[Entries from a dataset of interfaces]

*****

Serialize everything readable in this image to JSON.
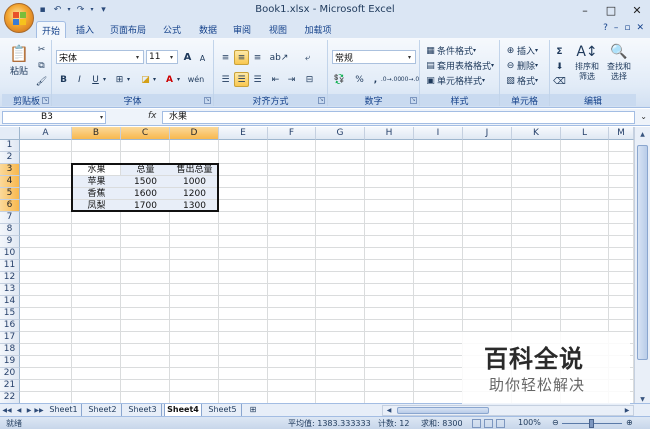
{
  "window": {
    "title": "Book1.xlsx - Microsoft Excel",
    "controls": [
      "–",
      "□",
      "✕"
    ]
  },
  "quick_access": {
    "undo_icon": "undo-icon",
    "redo_icon": "redo-icon",
    "save_icon": "save-icon",
    "customize": "▾"
  },
  "ribbon_tabs": [
    "开始",
    "插入",
    "页面布局",
    "公式",
    "数据",
    "审阅",
    "视图",
    "加载项"
  ],
  "ribbon_tabs_right": [
    "?",
    "–",
    "▫",
    "✕"
  ],
  "ribbon": {
    "clipboard": {
      "label": "剪贴板",
      "paste": "粘贴"
    },
    "font": {
      "label": "字体",
      "font_name": "宋体",
      "font_size": "11",
      "grow": "A",
      "shrink": "A",
      "bold": "B",
      "italic": "I",
      "underline": "U",
      "phonetic": "wén"
    },
    "alignment": {
      "label": "对齐方式"
    },
    "number": {
      "label": "数字",
      "format": "常规",
      "percent": "%",
      "comma": ",",
      "inc_dec": ".0→.00",
      "dec_dec": ".00→.0"
    },
    "styles": {
      "label": "样式",
      "conditional": "条件格式",
      "table": "套用表格格式",
      "cell_styles": "单元格样式"
    },
    "cells": {
      "label": "单元格",
      "insert": "插入",
      "delete": "删除",
      "format": "格式"
    },
    "editing": {
      "label": "编辑",
      "sigma": "Σ",
      "sort_filter": "排序和\n筛选",
      "find_select": "查找和\n选择",
      "sort_line1": "排序和",
      "sort_line2": "筛选",
      "find_line1": "查找和",
      "find_line2": "选择"
    }
  },
  "formula_bar": {
    "name_box": "B3",
    "fx": "fx",
    "value": "水果"
  },
  "grid": {
    "columns": [
      "A",
      "B",
      "C",
      "D",
      "E",
      "F",
      "G",
      "H",
      "I",
      "J",
      "K",
      "L",
      "M"
    ],
    "selected_columns": [
      "B",
      "C",
      "D"
    ],
    "rows": [
      "1",
      "2",
      "3",
      "4",
      "5",
      "6",
      "7",
      "8",
      "9",
      "10",
      "11",
      "12",
      "13",
      "14",
      "15",
      "16",
      "17",
      "18",
      "19",
      "20",
      "21",
      "22"
    ],
    "selected_rows": [
      "3",
      "4",
      "5",
      "6"
    ],
    "cells": [
      [
        "水果",
        "总量",
        "售出总量"
      ],
      [
        "苹果",
        "1500",
        "1000"
      ],
      [
        "香蕉",
        "1600",
        "1200"
      ],
      [
        "凤梨",
        "1700",
        "1300"
      ]
    ]
  },
  "sheets": [
    "Sheet1",
    "Sheet2",
    "Sheet3",
    "Sheet4",
    "Sheet5"
  ],
  "active_sheet": "Sheet4",
  "status": {
    "ready": "就绪",
    "average": "平均值: 1383.333333",
    "count": "计数: 12",
    "sum": "求和: 8300",
    "zoom": "100%"
  },
  "watermark": {
    "title": "百科全说",
    "subtitle": "助你轻松解决"
  },
  "colors": {
    "accent": "#f8b84e",
    "ribbon": "#dbe6f4",
    "selection_border": "#111111"
  }
}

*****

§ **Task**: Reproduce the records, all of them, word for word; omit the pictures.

§ **Output of the task**:
Serialize everything readable in this image to JSON.
{
  "window": {
    "title": "Book1.xlsx - Microsoft Excel",
    "controls": [
      "–",
      "□",
      "✕"
    ]
  },
  "quick_access": {
    "undo_icon": "undo-icon",
    "redo_icon": "redo-icon",
    "save_icon": "save-icon",
    "customize": "▾"
  },
  "ribbon_tabs": [
    "开始",
    "插入",
    "页面布局",
    "公式",
    "数据",
    "审阅",
    "视图",
    "加载项"
  ],
  "ribbon_tabs_right": [
    "?",
    "–",
    "▫",
    "✕"
  ],
  "ribbon": {
    "clipboard": {
      "label": "剪贴板",
      "paste": "粘贴"
    },
    "font": {
      "label": "字体",
      "font_name": "宋体",
      "font_size": "11",
      "grow": "A",
      "shrink": "A",
      "bold": "B",
      "italic": "I",
      "underline": "U",
      "phonetic": "wén"
    },
    "alignment": {
      "label": "对齐方式"
    },
    "number": {
      "label": "数字",
      "format": "常规",
      "percent": "%",
      "comma": ",",
      "inc_dec": ".0→.00",
      "dec_dec": ".00→.0"
    },
    "styles": {
      "label": "样式",
      "conditional": "条件格式",
      "table": "套用表格格式",
      "cell_styles": "单元格样式"
    },
    "cells": {
      "label": "单元格",
      "insert": "插入",
      "delete": "删除",
      "format": "格式"
    },
    "editing": {
      "label": "编辑",
      "sigma": "Σ",
      "sort_filter": "排序和\n筛选",
      "find_select": "查找和\n选择",
      "sort_line1": "排序和",
      "sort_line2": "筛选",
      "find_line1": "查找和",
      "find_line2": "选择"
    }
  },
  "formula_bar": {
    "name_box": "B3",
    "fx": "fx",
    "value": "水果"
  },
  "grid": {
    "columns": [
      "A",
      "B",
      "C",
      "D",
      "E",
      "F",
      "G",
      "H",
      "I",
      "J",
      "K",
      "L",
      "M"
    ],
    "selected_columns": [
      "B",
      "C",
      "D"
    ],
    "rows": [
      "1",
      "2",
      "3",
      "4",
      "5",
      "6",
      "7",
      "8",
      "9",
      "10",
      "11",
      "12",
      "13",
      "14",
      "15",
      "16",
      "17",
      "18",
      "19",
      "20",
      "21",
      "22"
    ],
    "selected_rows": [
      "3",
      "4",
      "5",
      "6"
    ],
    "cells": [
      [
        "水果",
        "总量",
        "售出总量"
      ],
      [
        "苹果",
        "1500",
        "1000"
      ],
      [
        "香蕉",
        "1600",
        "1200"
      ],
      [
        "凤梨",
        "1700",
        "1300"
      ]
    ]
  },
  "sheets": [
    "Sheet1",
    "Sheet2",
    "Sheet3",
    "Sheet4",
    "Sheet5"
  ],
  "active_sheet": "Sheet4",
  "status": {
    "ready": "就绪",
    "average": "平均值: 1383.333333",
    "count": "计数: 12",
    "sum": "求和: 8300",
    "zoom": "100%"
  },
  "watermark": {
    "title": "百科全说",
    "subtitle": "助你轻松解决"
  },
  "colors": {
    "accent": "#f8b84e",
    "ribbon": "#dbe6f4",
    "selection_border": "#111111"
  }
}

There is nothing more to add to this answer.